Driver was taken to the main military barracks in Suva under duress after troops came to police headquarters and demanded he accompany them, police spokeswoman Sylvia Low said.
Troops also entered and broke up a meeting of senior government bureaucrats who had convened to discuss Tuesday's takeover. Prime Minister Laisenia Qarase's permanent secretary Jioji Kotobalavu was briefly detained, his office said.
Soldiers also entered Parliament to break up a session of the Senate, which resumed its scheduled budget deliberations despite Bainimarama's vow to dissolve Parliament, said the legislature's clerk, Mary Chapman. There was no violence.
Qarase flew out of Suva Wednesday at the request of the military, returning to his home village on an outlying island, said Pene Nonu, his private secretary.
Qarase insists he is still Fiji's legitimate leader, late Tuesday urged Fijians to peacefully oppose the armed forces.
‘Raped our constitution’
"What the military commander has done has raped our constitution and we are becoming a laughingstock around the world," Qarase told reporters. "I don't think we should take this lying down."
Scores of supporters gathered outside Qarase house on Tuesday to sing hymns.
Bainimarama appealed for patience and for Fijians to support the military's attempt "to bring good governance, rid the country of corruption and bad practices and promote prosperity."
In an earlier statement, Driver rejected any claim to legitimacy by Bainimarama.
"What the Commander and his men have done today is treasonous," he said. "The regime that they have put in place is illegal. The Fiji Police will not now, or ever, have any part of it."
Suva was generally quiet Wednesday, with most businesses open but only light traffic and fewer than normal people on the streets.
Media outlets said the military had promised to lift restrictions on publishing material critical of the regime, after sending censors to newspapers, radio and television stations late Tuesday.
International condemnation of Bainimarama's takeover flowed in.
Washington condemned the Fiji military's action and suspended US$2.5 million (euro1.9 million) in aid to Fiji for military sales and training, U.S. State Department spokesman Sean McCormack said.
Australia on Tuesday joined New Zealand in suspending military ties with Fiji and slapping travel bans on armed forces officers and anyone who joins the planned interim administration. Foreign Minister Alexander Downer said further sanctions could follow.

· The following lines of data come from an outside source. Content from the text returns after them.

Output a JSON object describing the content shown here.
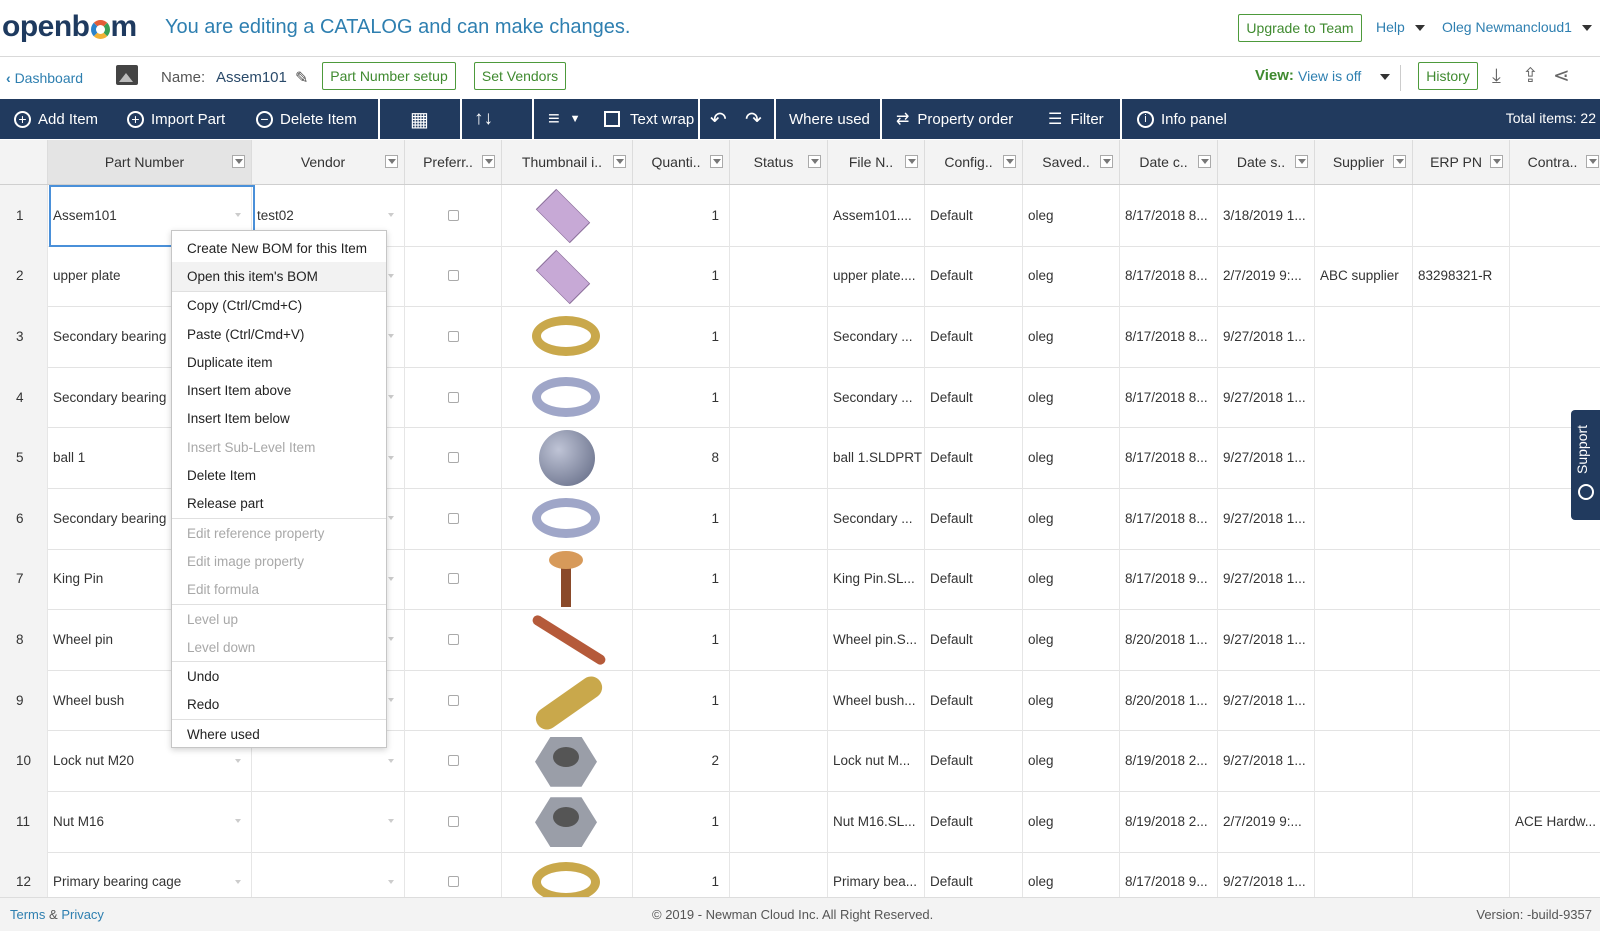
{
  "header": {
    "logo_text_a": "openb",
    "logo_text_b": "m",
    "catalog_message": "You are editing a CATALOG and can make changes.",
    "upgrade_label": "Upgrade to Team",
    "help_label": "Help",
    "user_label": "Oleg Newmancloud1"
  },
  "subheader": {
    "dashboard_label": "Dashboard",
    "name_label": "Name:",
    "name_value": "Assem101",
    "part_number_setup_label": "Part Number setup",
    "set_vendors_label": "Set Vendors",
    "view_label": "View:",
    "view_value": "View is off",
    "history_label": "History"
  },
  "toolbar": {
    "add_item": "Add Item",
    "import_part": "Import Part",
    "delete_item": "Delete Item",
    "text_wrap": "Text wrap",
    "where_used": "Where used",
    "property_order": "Property order",
    "filter": "Filter",
    "info_panel": "Info panel",
    "total_items": "Total items: 22"
  },
  "columns": [
    "Part Number",
    "Vendor",
    "Preferr..",
    "Thumbnail i..",
    "Quanti..",
    "Status",
    "File N..",
    "Config..",
    "Saved..",
    "Date c..",
    "Date s..",
    "Supplier",
    "ERP PN",
    "Contra.."
  ],
  "rows": [
    {
      "n": "1",
      "pn": "Assem101",
      "vendor": "test02",
      "qty": "1",
      "file": "Assem101....",
      "config": "Default",
      "saved": "oleg",
      "datec": "8/17/2018 8...",
      "dates": "3/18/2019 1...",
      "supplier": "",
      "erp": "",
      "contra": "",
      "thumb": "plate"
    },
    {
      "n": "2",
      "pn": "upper plate",
      "vendor": "",
      "qty": "1",
      "file": "upper plate....",
      "config": "Default",
      "saved": "oleg",
      "datec": "8/17/2018 8...",
      "dates": "2/7/2019 9:...",
      "supplier": "ABC supplier",
      "erp": "83298321-R",
      "contra": "",
      "thumb": "plate"
    },
    {
      "n": "3",
      "pn": "Secondary bearing",
      "vendor": "",
      "qty": "1",
      "file": "Secondary ...",
      "config": "Default",
      "saved": "oleg",
      "datec": "8/17/2018 8...",
      "dates": "9/27/2018 1...",
      "supplier": "",
      "erp": "",
      "contra": "",
      "thumb": "ring-gold"
    },
    {
      "n": "4",
      "pn": "Secondary bearing",
      "vendor": "",
      "qty": "1",
      "file": "Secondary ...",
      "config": "Default",
      "saved": "oleg",
      "datec": "8/17/2018 8...",
      "dates": "9/27/2018 1...",
      "supplier": "",
      "erp": "",
      "contra": "",
      "thumb": "ring"
    },
    {
      "n": "5",
      "pn": "ball 1",
      "vendor": "",
      "qty": "8",
      "file": "ball 1.SLDPRT",
      "config": "Default",
      "saved": "oleg",
      "datec": "8/17/2018 8...",
      "dates": "9/27/2018 1...",
      "supplier": "",
      "erp": "",
      "contra": "",
      "thumb": "sphere"
    },
    {
      "n": "6",
      "pn": "Secondary bearing",
      "vendor": "",
      "qty": "1",
      "file": "Secondary ...",
      "config": "Default",
      "saved": "oleg",
      "datec": "8/17/2018 8...",
      "dates": "9/27/2018 1...",
      "supplier": "",
      "erp": "",
      "contra": "",
      "thumb": "ring"
    },
    {
      "n": "7",
      "pn": "King Pin",
      "vendor": "",
      "qty": "1",
      "file": "King Pin.SL...",
      "config": "Default",
      "saved": "oleg",
      "datec": "8/17/2018 9...",
      "dates": "9/27/2018 1...",
      "supplier": "",
      "erp": "",
      "contra": "",
      "thumb": "pin"
    },
    {
      "n": "8",
      "pn": "Wheel pin",
      "vendor": "",
      "qty": "1",
      "file": "Wheel pin.S...",
      "config": "Default",
      "saved": "oleg",
      "datec": "8/20/2018 1...",
      "dates": "9/27/2018 1...",
      "supplier": "",
      "erp": "",
      "contra": "",
      "thumb": "rod"
    },
    {
      "n": "9",
      "pn": "Wheel bush",
      "vendor": "",
      "qty": "1",
      "file": "Wheel bush...",
      "config": "Default",
      "saved": "oleg",
      "datec": "8/20/2018 1...",
      "dates": "9/27/2018 1...",
      "supplier": "",
      "erp": "",
      "contra": "",
      "thumb": "bush"
    },
    {
      "n": "10",
      "pn": "Lock nut M20",
      "vendor": "",
      "qty": "2",
      "file": "Lock nut M...",
      "config": "Default",
      "saved": "oleg",
      "datec": "8/19/2018 2...",
      "dates": "9/27/2018 1...",
      "supplier": "",
      "erp": "",
      "contra": "",
      "thumb": "nut"
    },
    {
      "n": "11",
      "pn": "Nut M16",
      "vendor": "",
      "qty": "1",
      "file": "Nut M16.SL...",
      "config": "Default",
      "saved": "oleg",
      "datec": "8/19/2018 2...",
      "dates": "2/7/2019 9:...",
      "supplier": "",
      "erp": "",
      "contra": "ACE Hardw...",
      "thumb": "nut"
    },
    {
      "n": "12",
      "pn": "Primary bearing cage",
      "vendor": "",
      "qty": "1",
      "file": "Primary bea...",
      "config": "Default",
      "saved": "oleg",
      "datec": "8/17/2018 9...",
      "dates": "9/27/2018 1...",
      "supplier": "",
      "erp": "",
      "contra": "",
      "thumb": "ring-gold"
    }
  ],
  "context_menu": [
    {
      "label": "Create New BOM for this Item",
      "disabled": false
    },
    {
      "label": "Open this item's BOM",
      "disabled": false,
      "hover": true
    },
    {
      "label": "Copy (Ctrl/Cmd+C)",
      "disabled": false,
      "sep": true
    },
    {
      "label": "Paste (Ctrl/Cmd+V)",
      "disabled": false
    },
    {
      "label": "Duplicate item",
      "disabled": false
    },
    {
      "label": "Insert Item above",
      "disabled": false
    },
    {
      "label": "Insert Item below",
      "disabled": false
    },
    {
      "label": "Insert Sub-Level Item",
      "disabled": true
    },
    {
      "label": "Delete Item",
      "disabled": false
    },
    {
      "label": "Release part",
      "disabled": false
    },
    {
      "label": "Edit reference property",
      "disabled": true,
      "sep": true
    },
    {
      "label": "Edit image property",
      "disabled": true
    },
    {
      "label": "Edit formula",
      "disabled": true
    },
    {
      "label": "Level up",
      "disabled": true,
      "sep": true
    },
    {
      "label": "Level down",
      "disabled": true
    },
    {
      "label": "Undo",
      "disabled": false,
      "sep": true
    },
    {
      "label": "Redo",
      "disabled": false
    },
    {
      "label": "Where used",
      "disabled": false,
      "sep": true
    }
  ],
  "support_label": "Support",
  "footer": {
    "terms": "Terms",
    "amp": "&",
    "privacy": "Privacy",
    "copyright": "© 2019 - Newman Cloud Inc. All Right Reserved.",
    "version": "Version: -build-9357"
  },
  "colors": {
    "toolbar_bg": "#213a5e",
    "accent_green": "#3f8a2f",
    "link_blue": "#2e7fb0"
  }
}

More sanctions from New Zealand
New Zealand Prime Minister Helen Clark announced further measures on Wednesday, suspending aid and new immigration applications from Fiji, and banning sporting contacts.
"They must cease their disgraceful acts and restore the legitimately elected government, or suffer the consequences of their grossly illegal acts," Clark said in a joint statement with Foreign Minister Winston Peters.
U.N. Secretary-General Kofi Annan strongly deplored the coup and demanded the elected government be immediately restored to power, spokesman Stephane Dujarric said, adding that Fiji may not be welcome to contribute to future peacekeeping operations.
Bainimarama announced Tuesday he had seized control by assuming some powers of President Ratu Josefa Iloilo and using them to dismiss Qarase and appoint Dr. Jona Senilagakali, a military medic with no political experience, as caretaker prime minister.
Bainimarama said he would ask Fiji's Great Council of Chiefs, which has constitutional authority to appoint the president and vice president, to restore Iloilo to the post at a meeting next week so he could install a full interim government that would proceed to elections to restore democracy.
But Ovini Bokini, the chiefs' council chairman, said it had canceled its scheduled meeting next week because of the coup, and that Iloilo had rejected Bainimarama's claim to the president's powers.